It was a universe in which heresies were not only tolerated, but also downright encouraged. He was convinced that Nazism would triumph and that the bourgeois civilization founded on respect for individuals and their liberties, a civilization that he had loved without reservation, was destined to perish.
Pondering the fate of Zweig, of her good friend Walter Benjamin, and of so many other noble spirits in those dark times, Arendt wrote the following in “We Refugees”: “Those few refugees who insist upon telling the truth, even to the point of ‘indecency,’ get in exchange for their unpopularity one priceless advantage: history is no longer a closed book to them and politics is no longer the privilege of gentiles.” This also articulates the very reason for Arendt’s unfaltering admiration of Varnhagen: the courage to be herself, to remain independent without denying her identity.
Arendt’s essay on Zweig begins with the description by Varnhagen, the famous hostess of one of the great German literary salons in the first half of the nineteenth century, of a dream in which Varnhagen is in heaven with her close friends Bettina von Arnim and Caroline von Humboldt. As Arendt adds, “Disgrace and honor are political concepts, categories of public life.” Arendt’s great objection concerning Zweig was the hesitation to define himself as a political subject: “Not one of his reactions during all this period was the result of political convictions; they were all dictated by his hypersensitivity to social humiliation.” Zweig spent his life consumed between “the pleasure of fame and the curse of humiliation,” issues that he raised with that “coldness of genuine despair.” Foreshadowing not only ), Arendt deems fleeing from politics a cause of the failure to foresee the disaster that followed: “Had the Jews of Western and Central European countries displayed even a modicum of concern for the political realities of their times, they would have had reason enough not to feel secure.” In this regard — although he was a citizen of the world, or perhaps even because of it — one can assume that “[t]here is no better document of the Jewish situation in this period than the opening chapters of Zweig’s book.” At the end of this disturbing essay, Arendt quotes from one of Zweig’s last articles.

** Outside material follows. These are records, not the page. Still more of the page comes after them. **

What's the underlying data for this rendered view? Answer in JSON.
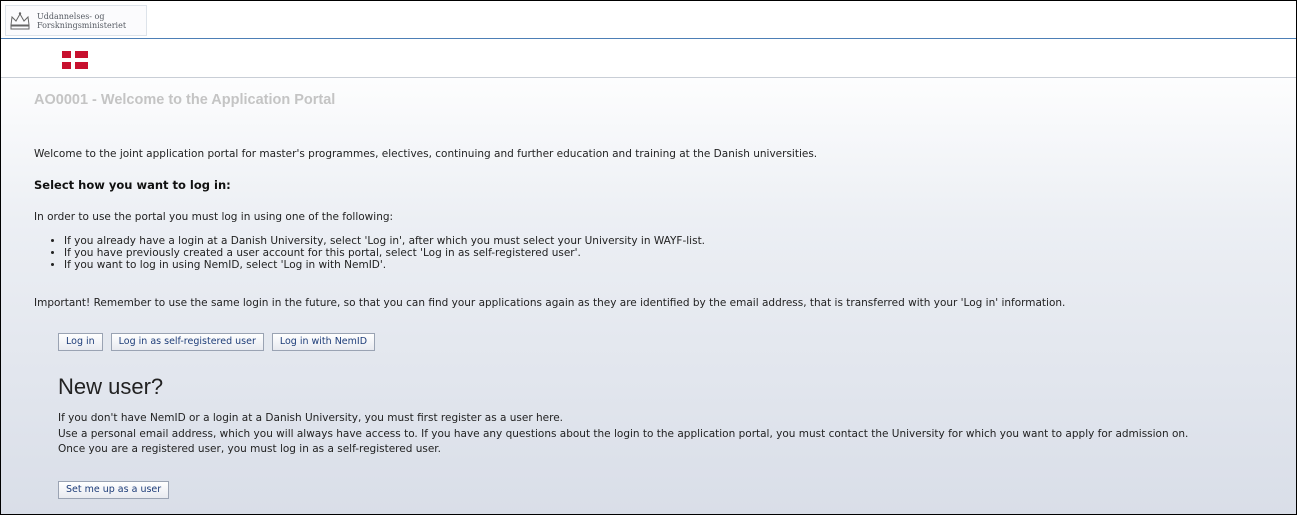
{
  "header": {
    "ministry_line1": "Uddannelses- og",
    "ministry_line2": "Forskningsministeriet",
    "crown_icon": "crown-icon",
    "flag_icon": "danish-flag-icon"
  },
  "main": {
    "title": "AO0001 - Welcome to the Application Portal",
    "intro": "Welcome to the joint application portal for master's programmes, electives, continuing and further education and training at the Danish universities.",
    "select_heading": "Select how you want to log in:",
    "order_text": "In order to use the portal you must log in using one of the following:",
    "bullets": [
      "If you already have a login at a Danish University, select 'Log in', after which you must select your University in WAYF-list.",
      "If you have previously created a user account for this portal, select 'Log in as self-registered user'.",
      "If you want to log in using NemID, select 'Log in with NemID'."
    ],
    "important": "Important! Remember to use the same login in the future, so that you can find your applications again as they are identified by the email address, that is transferred with your 'Log in' information.",
    "buttons": {
      "login": "Log in",
      "self_registered": "Log in as self-registered user",
      "nemid": "Log in with NemID"
    }
  },
  "new_user": {
    "heading": "New user?",
    "line1": "If you don't have NemID or a login at a Danish University, you must first register as a user here.",
    "line2": "Use a personal email address, which you will always have access to. If you have any questions about the login to the application portal, you must contact the University for which you want to apply for admission on.",
    "line3": "Once you are a registered user, you must log in as a self-registered user.",
    "button": "Set me up as a user"
  }
}
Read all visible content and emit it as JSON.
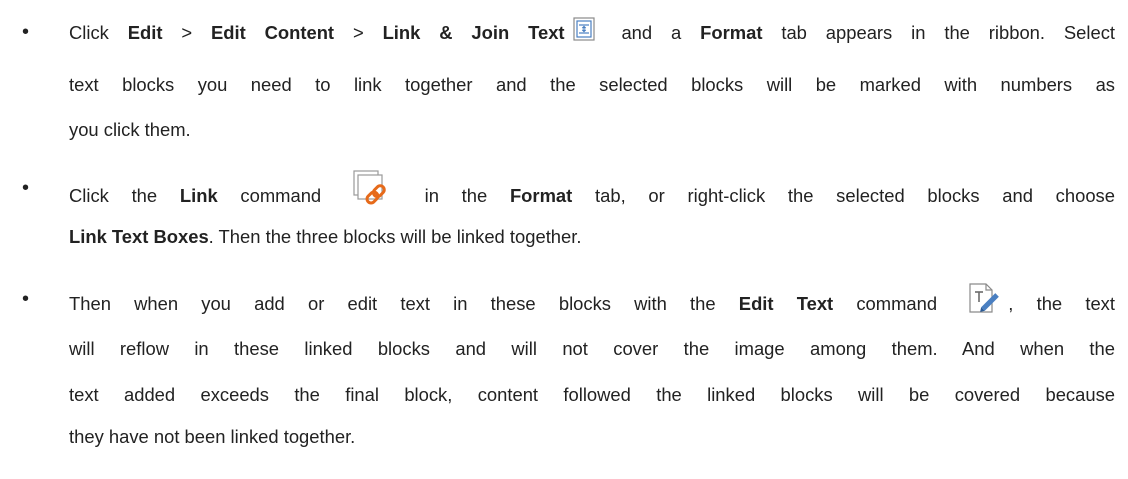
{
  "icons": {
    "link_join_text": "link-join-text-icon",
    "link": "link-icon",
    "edit_text": "edit-text-icon"
  },
  "colors": {
    "text": "#222222",
    "icon_blue": "#4a7fc1",
    "icon_orange": "#e66a1a",
    "icon_gray": "#8a8a8a"
  },
  "bullets": [
    {
      "b1_t1": "Click ",
      "b1_edit": "Edit",
      "b1_t2": " > ",
      "b1_edit_content": "Edit Content",
      "b1_t3": " > ",
      "b1_link_join": "Link & Join Text",
      "b1_t4": " and a ",
      "b1_format": "Format",
      "b1_t5": " tab appears in the ribbon. Select",
      "b1_l2": "text blocks you need to link together and the selected blocks will be marked with numbers as",
      "b1_l3": "you click them."
    },
    {
      "b2_t1": "Click the ",
      "b2_link": "Link",
      "b2_t2": " command ",
      "b2_t3": " in the ",
      "b2_format": "Format",
      "b2_t4": " tab, or right-click the selected blocks and choose",
      "b2_link_boxes": "Link Text Boxes",
      "b2_t5": ". Then the three blocks will be linked together."
    },
    {
      "b3_t1": "Then when you add or edit text in these blocks with the ",
      "b3_edit_text": "Edit Text",
      "b3_t2": " command ",
      "b3_t3": ", the text",
      "b3_l2": "will reflow in these linked blocks and will not cover the image among them. And when the",
      "b3_l3": "text added exceeds the final block, content followed the linked blocks will be covered because",
      "b3_l4": "they have not been linked together."
    }
  ]
}
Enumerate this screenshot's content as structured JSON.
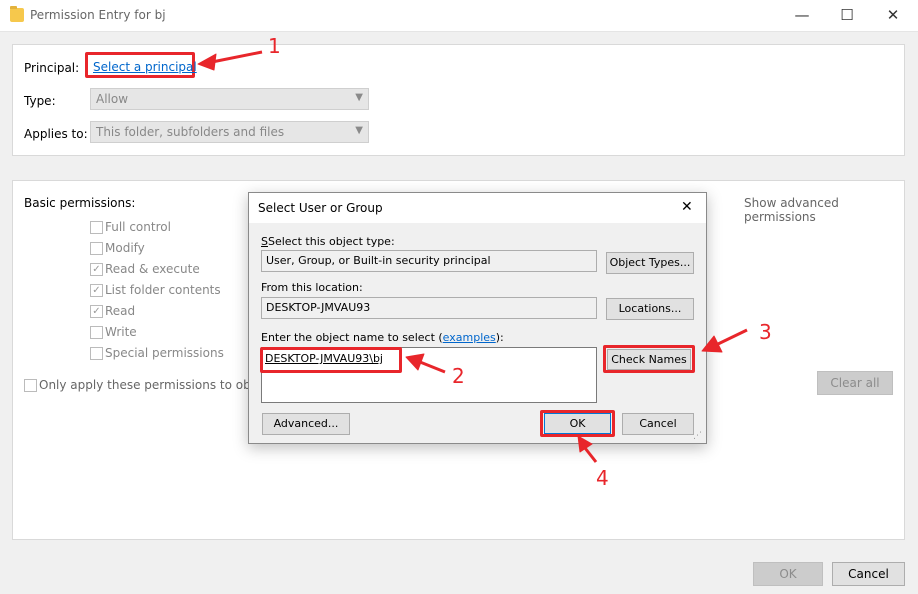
{
  "window": {
    "title": "Permission Entry for bj",
    "minimize_glyph": "—",
    "maximize_glyph": "☐",
    "close_glyph": "✕"
  },
  "top_panel": {
    "principal_label": "Principal:",
    "principal_link": "Select a principal",
    "type_label": "Type:",
    "type_value": "Allow",
    "applies_label": "Applies to:",
    "applies_value": "This folder, subfolders and files"
  },
  "permissions": {
    "heading": "Basic permissions:",
    "show_advanced": "Show advanced permissions",
    "items": [
      {
        "label": "Full control",
        "checked": false
      },
      {
        "label": "Modify",
        "checked": false
      },
      {
        "label": "Read & execute",
        "checked": true
      },
      {
        "label": "List folder contents",
        "checked": true
      },
      {
        "label": "Read",
        "checked": true
      },
      {
        "label": "Write",
        "checked": false
      },
      {
        "label": "Special permissions",
        "checked": false
      }
    ],
    "only_apply_label": "Only apply these permissions to objects",
    "clear_all": "Clear all"
  },
  "footer": {
    "ok": "OK",
    "cancel": "Cancel"
  },
  "dialog": {
    "title": "Select User or Group",
    "close_glyph": "✕",
    "object_type_label": "Select this object type:",
    "object_type_value": "User, Group, or Built-in security principal",
    "object_types_button": "Object Types...",
    "location_label": "From this location:",
    "location_value": "DESKTOP-JMVAU93",
    "locations_button": "Locations...",
    "name_label_prefix": "Enter the object name to select (",
    "name_label_link": "examples",
    "name_label_suffix": "):",
    "name_value": "DESKTOP-JMVAU93\\bj",
    "check_names_button": "Check Names",
    "advanced_button": "Advanced...",
    "ok_button": "OK",
    "cancel_button": "Cancel"
  },
  "annotations": {
    "n1": "1",
    "n2": "2",
    "n3": "3",
    "n4": "4",
    "color": "#e8262b"
  }
}
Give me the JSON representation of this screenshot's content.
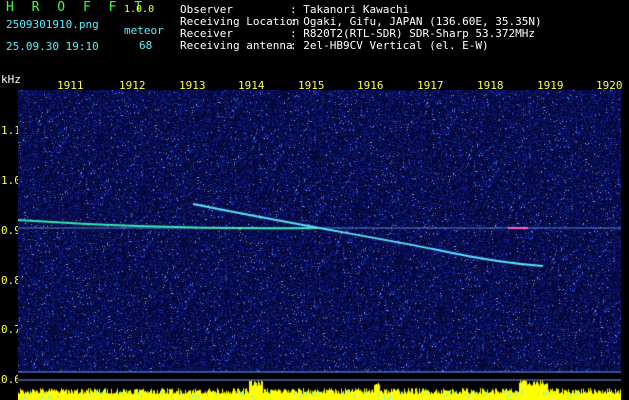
{
  "app": {
    "title": "H R O F F T",
    "version": "1.0.0"
  },
  "file": {
    "name": "2509301910.png",
    "datetime": "25.09.30 19:10"
  },
  "detection": {
    "mode": "meteor",
    "count": "68"
  },
  "info": [
    {
      "label": "Observer",
      "value": ": Takanori Kawachi"
    },
    {
      "label": "Receiving Location",
      "value": ": Ogaki, Gifu, JAPAN (136.60E, 35.35N)"
    },
    {
      "label": "Receiver",
      "value": ": R820T2(RTL-SDR) SDR-Sharp 53.372MHz"
    },
    {
      "label": "Receiving antenna",
      "value": ": 2el-HB9CV Vertical (el. E-W)"
    }
  ],
  "axes": {
    "y_unit": "kHz",
    "x_ticks": [
      "1911",
      "1912",
      "1913",
      "1914",
      "1915",
      "1916",
      "1917",
      "1918",
      "1919",
      "1920"
    ],
    "y_ticks": [
      "1.1",
      "1.0",
      "0.9",
      "0.8",
      "0.7",
      "0.6"
    ]
  },
  "colors": {
    "background": "#000000",
    "noise": "#1a2a8a",
    "signal": "#00ff88",
    "power_bar": "#ffff00"
  }
}
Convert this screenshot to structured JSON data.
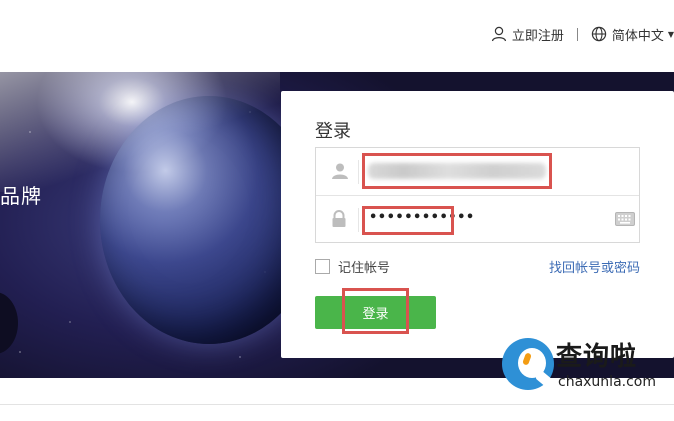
{
  "header": {
    "register_label": "立即注册",
    "separator": "|",
    "language_label": "简体中文",
    "caret": "▼"
  },
  "banner": {
    "partial_text": "品牌"
  },
  "login": {
    "title": "登录",
    "account_value": "",
    "password_value": "••••••••••••",
    "remember_label": "记住帐号",
    "forgot_label": "找回帐号或密码",
    "submit_label": "登录"
  },
  "watermark": {
    "title": "查询啦",
    "url": "chaxunla.com"
  },
  "colors": {
    "accent_green": "#4ab54a",
    "link_blue": "#3d6cb5",
    "highlight_red": "#d9534f"
  },
  "icons": [
    "user-icon",
    "globe-icon",
    "lock-icon",
    "keyboard-icon",
    "chevron-down-icon"
  ]
}
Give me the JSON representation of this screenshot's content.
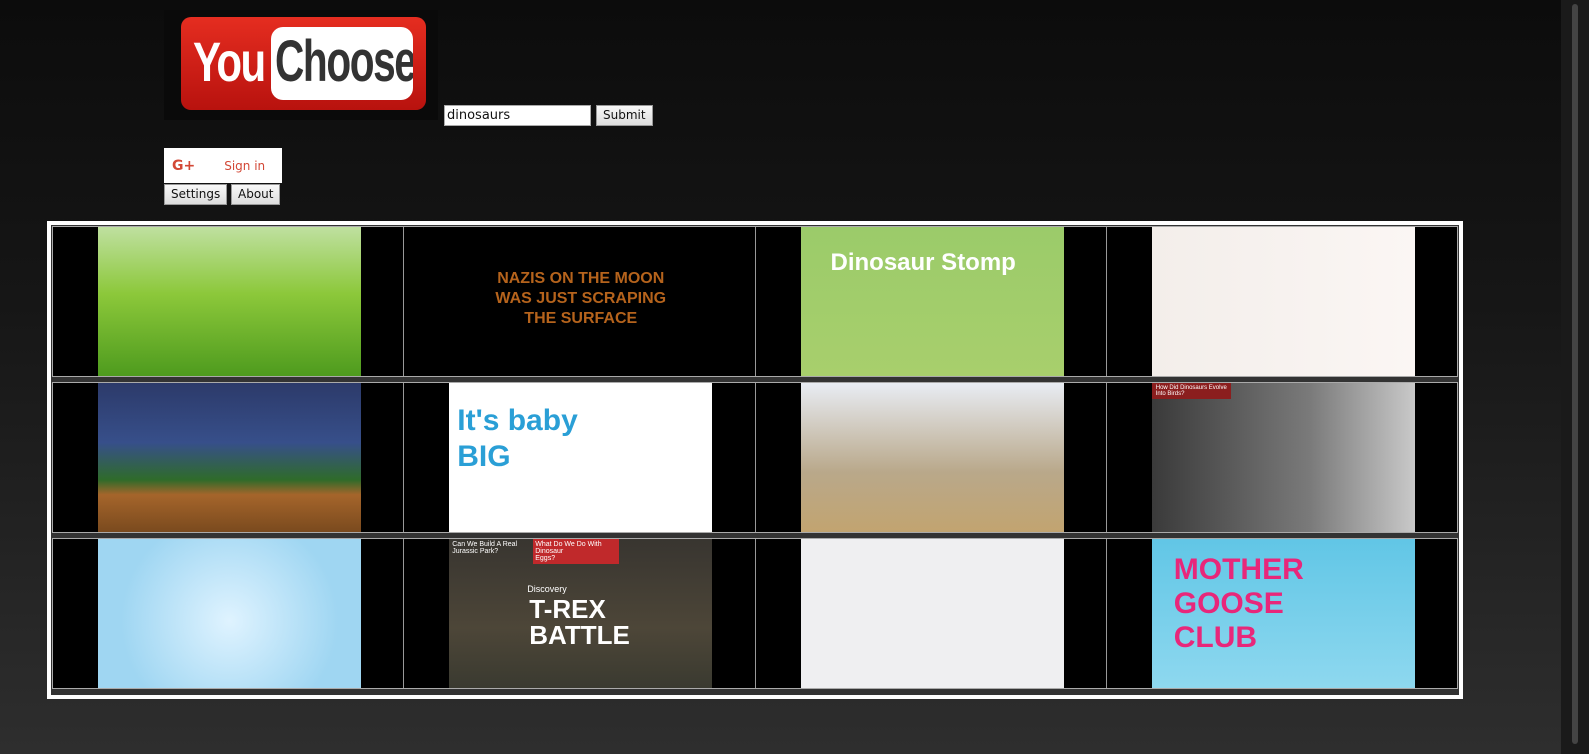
{
  "header": {
    "logo_you": "You",
    "logo_choose": "Choose",
    "search_value": "dinosaurs",
    "submit_label": "Submit"
  },
  "auth": {
    "gplus_icon": "G+",
    "signin_label": "Sign in"
  },
  "nav": {
    "settings_label": "Settings",
    "about_label": "About"
  },
  "videos": [
    {
      "bg": "linear-gradient(#bfe0a0,#8cc83a 45%,#4e9b1e)",
      "text": "",
      "color": "#fff"
    },
    {
      "bg": "#000",
      "text": "NAZIS ON THE MOON\nWAS JUST SCRAPING\nTHE SURFACE",
      "color": "#b5631c"
    },
    {
      "bg": "linear-gradient(#9bcb6a,#a8cf6c)",
      "text": "Dinosaur Stomp",
      "color": "#fff"
    },
    {
      "bg": "linear-gradient(90deg,#f3eeea,#fbf6f4)",
      "text": "",
      "color": "#ff6ea8"
    },
    {
      "bg": "linear-gradient(#2c3a6a,#374f8a 40%,#2f6b2a 65%,#a5652b 75%,#7a4a1e)",
      "text": "",
      "color": "#fff"
    },
    {
      "bg": "#fff",
      "text": "It's baby\nBIG",
      "color": "#2a9fd6"
    },
    {
      "bg": "linear-gradient(#e8ecf3,#b9a88a 60%,#c2a470)",
      "text": "",
      "color": "#fff"
    },
    {
      "bg": "linear-gradient(90deg,#3a3a3a,#7a7a7a 60%,#c9c9c9)",
      "text": "How Did Dinosaurs Evolve\nInto Birds?",
      "color": "#fff"
    },
    {
      "bg": "radial-gradient(circle at 50% 55%,#dff3ff,#9fd6f2 70%)",
      "text": "",
      "color": "#fff"
    },
    {
      "bg": "linear-gradient(#383530,#4d4638 60%,#3a3a30)",
      "text": "Can We Build A Real\nJurassic Park?",
      "text2": "What Do We Do With Dinosaur\nEggs?",
      "text3": "Discovery",
      "text4": "T-REX\nBATTLE",
      "color": "#fff"
    },
    {
      "bg": "#efeff1",
      "text": "",
      "color": "#fff"
    },
    {
      "bg": "linear-gradient(#61c6e6,#8ed8ef)",
      "text": "MOTHER\nGOOSE\nCLUB",
      "color": "#e8277a"
    }
  ]
}
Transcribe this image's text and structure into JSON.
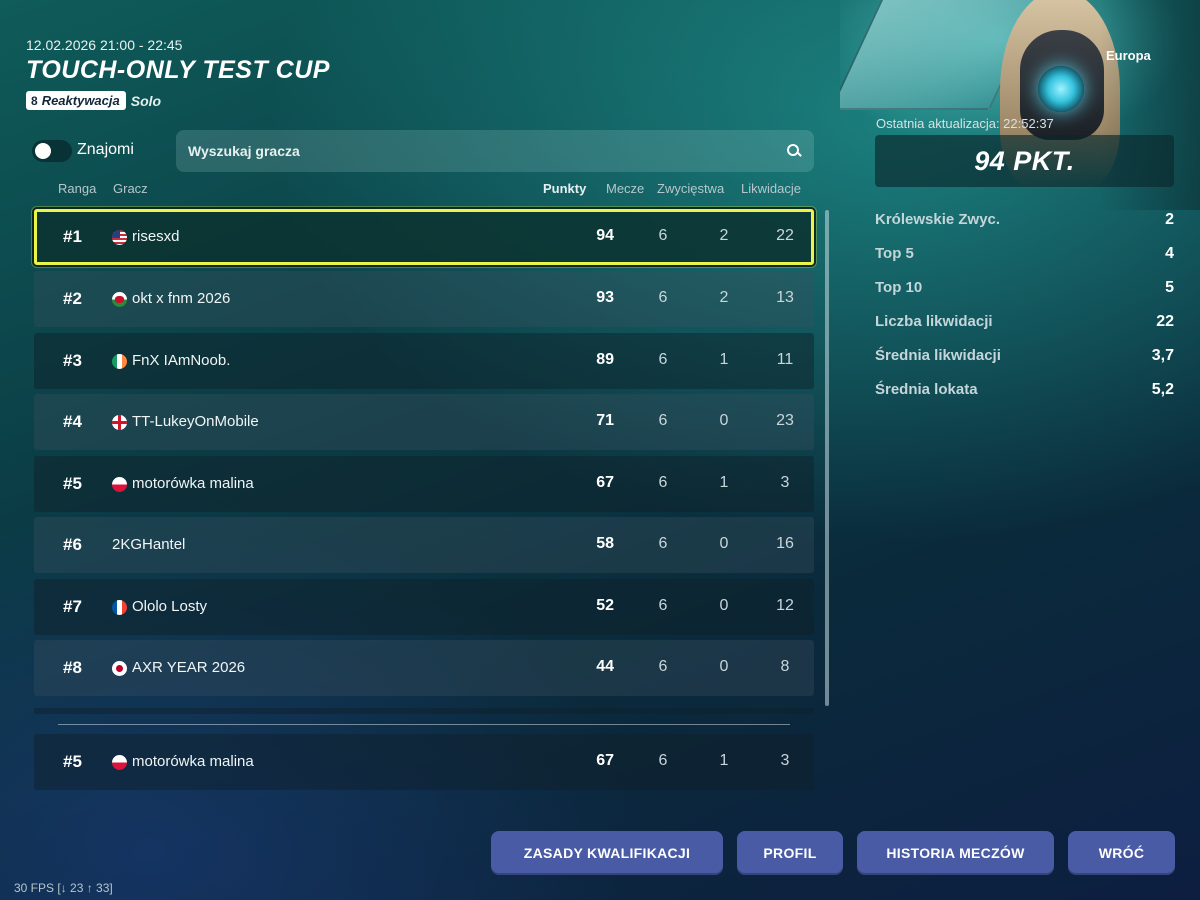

But in order to save my honor, I will oppose the dishonoring of a people only because they are that people.” The thinker had experienced in a camp in France the oppression characteristic of this maximally downgraded social status, what the paradigmatic refugee Arthur Koestler dubbed “the scum of the Earth.” Arendt further reminds the parvenus of the following words written by Balzac: .
Both categories, pariah and parvenu, had been removed from under the protective power of the law, but the parvenus hope somehow to obtain an exemption from the lethal outcome.
(printed in New York) on Stefan Zweig and the bygone world of yesterday, namely the world of dreams and illusions of German culture’s bourgeois cosmopolitanism.
As one of its most influential and admired voices, Zweig had been a darling of that world: a world replete with neuroses, psychological mysteries, splendid pleasures, and bewildering anxieties; a world of Egon Schiele and Oskar Kokoschka, of Sigmund Freud and Gustav Mahler, of Ludwig Wittgenstein and Karl Kraus, of Robert Musil and Franz Kafka, of Elias Canetti and Alma Mahler.
Yet this fact does not compel me in line with reflex solidarities, with supposedly inevitable alignments.
My honor is an individual one, not that of a group.
Not as a religious option, but as a political acknowledgement, in the profound sense of the word, of a real situation.
In 1943, Arendt had also written an article about refugees.
He had also experienced the tragedy of what Arendt in would call the superfluous populations — those huge masses of refugees unwanted by anyone; uprooted, banished, persecuted people deprived of state passports and abandoned by the political communities where they had been born, raised, and educated.